World Economic Forum names Syrian entrepreneur as Young Global Leader

Abdulsalam Haykal, Syria, WEF  The Davos-based World Economic Forum (WEF) named a Syrian entrepreneur to be among 200 most distinguished young leaders in 2009. Abdulsalam Haykal, founder and CEO of Transtek Information Systems and Haykal Media, was selected as a Young Global Leader by WEF’s selection committee, composed of top media leaders and chaired by Her Majesty Queen Rania Al Abullah of Jordan.
Klaus Schwab, founder and executive chairman of the World Economic Forum said that Haykal’s nomination was “in recognition of [his] record of professional accomplishments, [his] commitment to society and [his] potential to contribute to shaping the future of the world through [his] inspiring leadership.” Schwab added that “the World Economic Forum is a true multi-stakeholder community of global decision-makers. Among the Forum communities, the Young Global Leaders represent the voice for the future and a catalyst for initiatives in the global public interest. As we currently face one of the most challenging times economically and socially, the Young Global Leaders are even more important in developing, designing and leading a world committed to positive change.”
Haykal, who is Forward Magazine’s publisher, said in a statement, “I’m very happy to have this honor bestowed on me by the World Economic Forum. It does not give recognition to me only, but to all the young men and women of Syria, who have taken upon themselves the commitment to lead their societies through serious and creative initiatives. Those are the ones who are leading the positive change, building on the country’s legacy as a principal contributor to the human civilization for thousands of years. They are courageous individuals that take charge in at this time of reform and transformation, and stand up for Syria’s historic role as a maker of peace and prosperity for the region and the world.”
WORLD ECONOMIC FORUM SyriaNamed among 10 leaders from the Arab world, Haykal is considered to be one of Syria’s leading media and technology entrepreneurs. As president of the Syrian Young Entrepreneurs Association (SYEA), Haykal has been active in advancing new concepts in the business and society in Syria, including corporate social responsibility. Haykal advocates education as the most effective development vehicle in the Middle East; He is a trustee of the American University of Beirut, and of Kalamoon University in Syria, and founding board member of Tumouhi Scholarship Fund, an NGO. The list includes the CEOs of YouTube, Facebook, and Skype Technologies, in addition to Ferrari’s racecar driver Michael Schumacher, and 200 other leaders from government, NGOs, business, and academia in 71 countries.
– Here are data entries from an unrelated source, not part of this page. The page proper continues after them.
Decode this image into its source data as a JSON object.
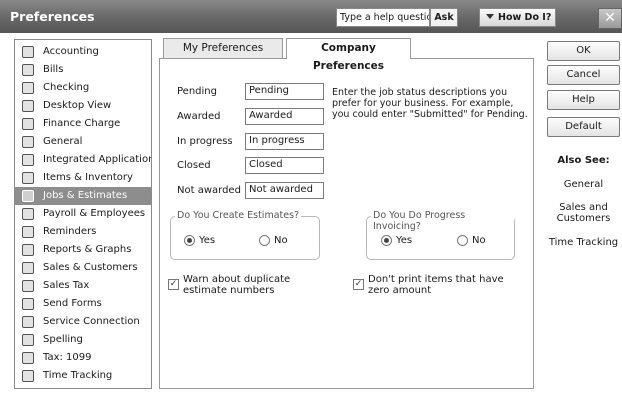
{
  "window": {
    "title": "Preferences",
    "help_placeholder": "Type a help question",
    "ask_label": "Ask",
    "how_do_i_label": "How Do I?",
    "close_glyph": "✕"
  },
  "sidebar": {
    "items": [
      {
        "label": "Accounting",
        "icon": "accounting-icon"
      },
      {
        "label": "Bills",
        "icon": "bills-icon"
      },
      {
        "label": "Checking",
        "icon": "checking-icon"
      },
      {
        "label": "Desktop View",
        "icon": "desktop-view-icon"
      },
      {
        "label": "Finance Charge",
        "icon": "finance-charge-icon"
      },
      {
        "label": "General",
        "icon": "general-icon"
      },
      {
        "label": "Integrated Applications",
        "icon": "integrated-applications-icon"
      },
      {
        "label": "Items & Inventory",
        "icon": "items-inventory-icon"
      },
      {
        "label": "Jobs & Estimates",
        "icon": "jobs-estimates-icon",
        "selected": true
      },
      {
        "label": "Payroll & Employees",
        "icon": "payroll-icon"
      },
      {
        "label": "Reminders",
        "icon": "reminders-icon"
      },
      {
        "label": "Reports & Graphs",
        "icon": "reports-graphs-icon"
      },
      {
        "label": "Sales & Customers",
        "icon": "sales-customers-icon"
      },
      {
        "label": "Sales Tax",
        "icon": "sales-tax-icon"
      },
      {
        "label": "Send Forms",
        "icon": "send-forms-icon"
      },
      {
        "label": "Service Connection",
        "icon": "service-connection-icon"
      },
      {
        "label": "Spelling",
        "icon": "spelling-icon"
      },
      {
        "label": "Tax: 1099",
        "icon": "tax-1099-icon"
      },
      {
        "label": "Time Tracking",
        "icon": "time-tracking-icon"
      }
    ]
  },
  "tabs": {
    "my_preferences": "My Preferences",
    "company_preferences": "Company Preferences"
  },
  "job_status": {
    "pending": {
      "label": "Pending",
      "value": "Pending"
    },
    "awarded": {
      "label": "Awarded",
      "value": "Awarded"
    },
    "in_progress": {
      "label": "In progress",
      "value": "In progress"
    },
    "closed": {
      "label": "Closed",
      "value": "Closed"
    },
    "not_awarded": {
      "label": "Not awarded",
      "value": "Not awarded"
    },
    "description": "Enter the job status descriptions you prefer for your business.  For example, you could enter \"Submitted\" for Pending."
  },
  "estimates": {
    "title": "Do You Create Estimates?",
    "yes": "Yes",
    "no": "No",
    "selected": "Yes"
  },
  "progress_invoicing": {
    "title": "Do You Do Progress Invoicing?",
    "yes": "Yes",
    "no": "No",
    "selected": "Yes"
  },
  "checkboxes": {
    "warn_duplicate": {
      "label": "Warn about duplicate estimate numbers",
      "checked": true
    },
    "dont_print_zero": {
      "label": "Don't print items that have zero amount",
      "checked": true
    }
  },
  "buttons": {
    "ok": "OK",
    "cancel": "Cancel",
    "help": "Help",
    "default": "Default"
  },
  "also_see": {
    "title": "Also See:",
    "links": [
      "General",
      "Sales and Customers",
      "Time Tracking"
    ]
  }
}
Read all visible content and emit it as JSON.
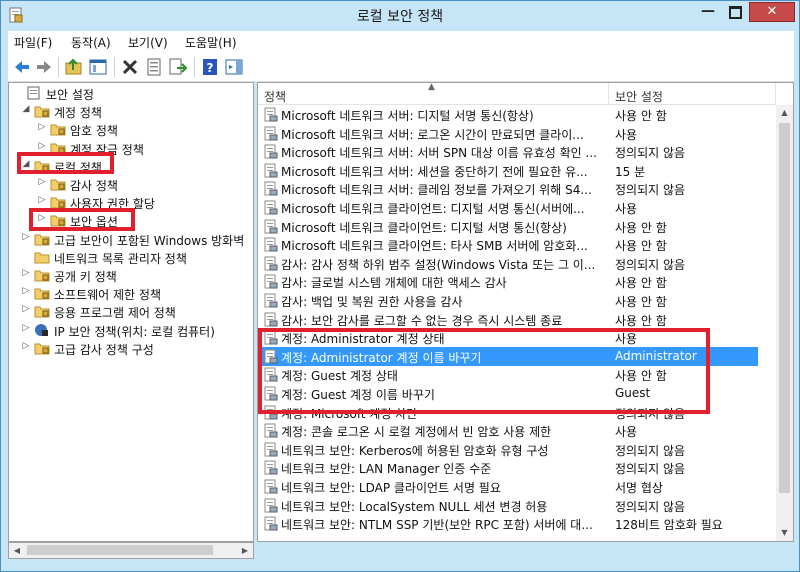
{
  "window": {
    "title": "로컬 보안 정책",
    "min_glyph": "—",
    "close_glyph": "✕"
  },
  "menu": [
    {
      "label": "파일(F)"
    },
    {
      "label": "동작(A)"
    },
    {
      "label": "보기(V)"
    },
    {
      "label": "도움말(H)"
    }
  ],
  "toolbar_icons": [
    "back-icon",
    "forward-icon",
    "up-folder-icon",
    "show-hide-tree-icon",
    "delete-icon",
    "properties-icon",
    "export-list-icon",
    "help-icon",
    "show-hide-action-pane-icon"
  ],
  "tree": [
    {
      "label": "보안 설정",
      "exp": "",
      "icon": "security-settings-icon",
      "level": 0
    },
    {
      "label": "계정 정책",
      "exp": "◢",
      "icon": "folder-icon",
      "level": 1
    },
    {
      "label": "암호 정책",
      "exp": "▷",
      "icon": "folder-icon",
      "level": 2
    },
    {
      "label": "계정 잠금 정책",
      "exp": "▷",
      "icon": "folder-icon",
      "level": 2
    },
    {
      "label": "로컬 정책",
      "exp": "◢",
      "icon": "folder-icon",
      "level": 1
    },
    {
      "label": "감사 정책",
      "exp": "▷",
      "icon": "folder-icon",
      "level": 2
    },
    {
      "label": "사용자 권한 할당",
      "exp": "▷",
      "icon": "folder-icon",
      "level": 2
    },
    {
      "label": "보안 옵션",
      "exp": "▷",
      "icon": "folder-icon",
      "level": 2
    },
    {
      "label": "고급 보안이 포함된 Windows 방화벽",
      "exp": "▷",
      "icon": "folder-icon",
      "level": 1
    },
    {
      "label": "네트워크 목록 관리자 정책",
      "exp": "",
      "icon": "folder-icon",
      "level": 1
    },
    {
      "label": "공개 키 정책",
      "exp": "▷",
      "icon": "folder-icon",
      "level": 1
    },
    {
      "label": "소프트웨어 제한 정책",
      "exp": "▷",
      "icon": "folder-icon",
      "level": 1
    },
    {
      "label": "응용 프로그램 제어 정책",
      "exp": "▷",
      "icon": "folder-icon",
      "level": 1
    },
    {
      "label": "IP 보안 정책(위치: 로컬 컴퓨터)",
      "exp": "▷",
      "icon": "ip-security-icon",
      "level": 1
    },
    {
      "label": "고급 감사 정책 구성",
      "exp": "▷",
      "icon": "folder-icon",
      "level": 1
    }
  ],
  "list": {
    "columns": [
      "정책",
      "보안 설정"
    ],
    "sort_glyph": "▲",
    "selected_index": 13,
    "rows": [
      {
        "name": "Microsoft 네트워크 서버: 디지털 서명 통신(항상)",
        "value": "사용 안 함"
      },
      {
        "name": "Microsoft 네트워크 서버: 로그온 시간이 만료되면 클라이...",
        "value": "사용"
      },
      {
        "name": "Microsoft 네트워크 서버: 서버 SPN 대상 이름 유효성 확인 ...",
        "value": "정의되지 않음"
      },
      {
        "name": "Microsoft 네트워크 서버: 세션을 중단하기 전에 필요한 유...",
        "value": "15 분"
      },
      {
        "name": "Microsoft 네트워크 서버: 클레임 정보를 가져오기 위해 S4...",
        "value": "정의되지 않음"
      },
      {
        "name": "Microsoft 네트워크 클라이언트: 디지털 서명 통신(서버에...",
        "value": "사용"
      },
      {
        "name": "Microsoft 네트워크 클라이언트: 디지털 서명 통신(항상)",
        "value": "사용 안 함"
      },
      {
        "name": "Microsoft 네트워크 클라이언트: 타사 SMB 서버에 암호화...",
        "value": "사용 안 함"
      },
      {
        "name": "감사: 감사 정책 하위 범주 설정(Windows Vista 또는 그 이...",
        "value": "정의되지 않음"
      },
      {
        "name": "감사: 글로벌 시스템 개체에 대한 액세스 감사",
        "value": "사용 안 함"
      },
      {
        "name": "감사: 백업 및 복원 권한 사용을 감사",
        "value": "사용 안 함"
      },
      {
        "name": "감사: 보안 감사를 로그할 수 없는 경우 즉시 시스템 종료",
        "value": "사용 안 함"
      },
      {
        "name": "계정: Administrator 계정 상태",
        "value": "사용"
      },
      {
        "name": "계정: Administrator 계정 이름 바꾸기",
        "value": "Administrator"
      },
      {
        "name": "계정: Guest 계정 상태",
        "value": "사용 안 함"
      },
      {
        "name": "계정: Guest 계정 이름 바꾸기",
        "value": "Guest"
      },
      {
        "name": "계정: Microsoft 계정 차단",
        "value": "정의되지 않음"
      },
      {
        "name": "계정: 콘솔 로그온 시 로컬 계정에서 빈 암호 사용 제한",
        "value": "사용"
      },
      {
        "name": "네트워크 보안: Kerberos에 허용된 암호화 유형 구성",
        "value": "정의되지 않음"
      },
      {
        "name": "네트워크 보안: LAN Manager 인증 수준",
        "value": "정의되지 않음"
      },
      {
        "name": "네트워크 보안: LDAP 클라이언트 서명 필요",
        "value": "서명 협상"
      },
      {
        "name": "네트워크 보안: LocalSystem NULL 세션 변경 허용",
        "value": "정의되지 않음"
      },
      {
        "name": "네트워크 보안: NTLM SSP 기반(보안 RPC 포함) 서버에 대...",
        "value": "128비트 암호화 필요"
      }
    ]
  },
  "colors": {
    "selection": "#3399ff",
    "highlight_box": "#e0202c",
    "frame": "#c6e6f7",
    "close_button": "#c74a4a"
  }
}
“I don’t consider this honor as a tribute to my past work; it stands as a constant reminder of my commitment to my country’s young population, and to an economy based on free initiative, entrepreneurship, and fair reward to knowledge, creativity, and hard work,” Haykal said.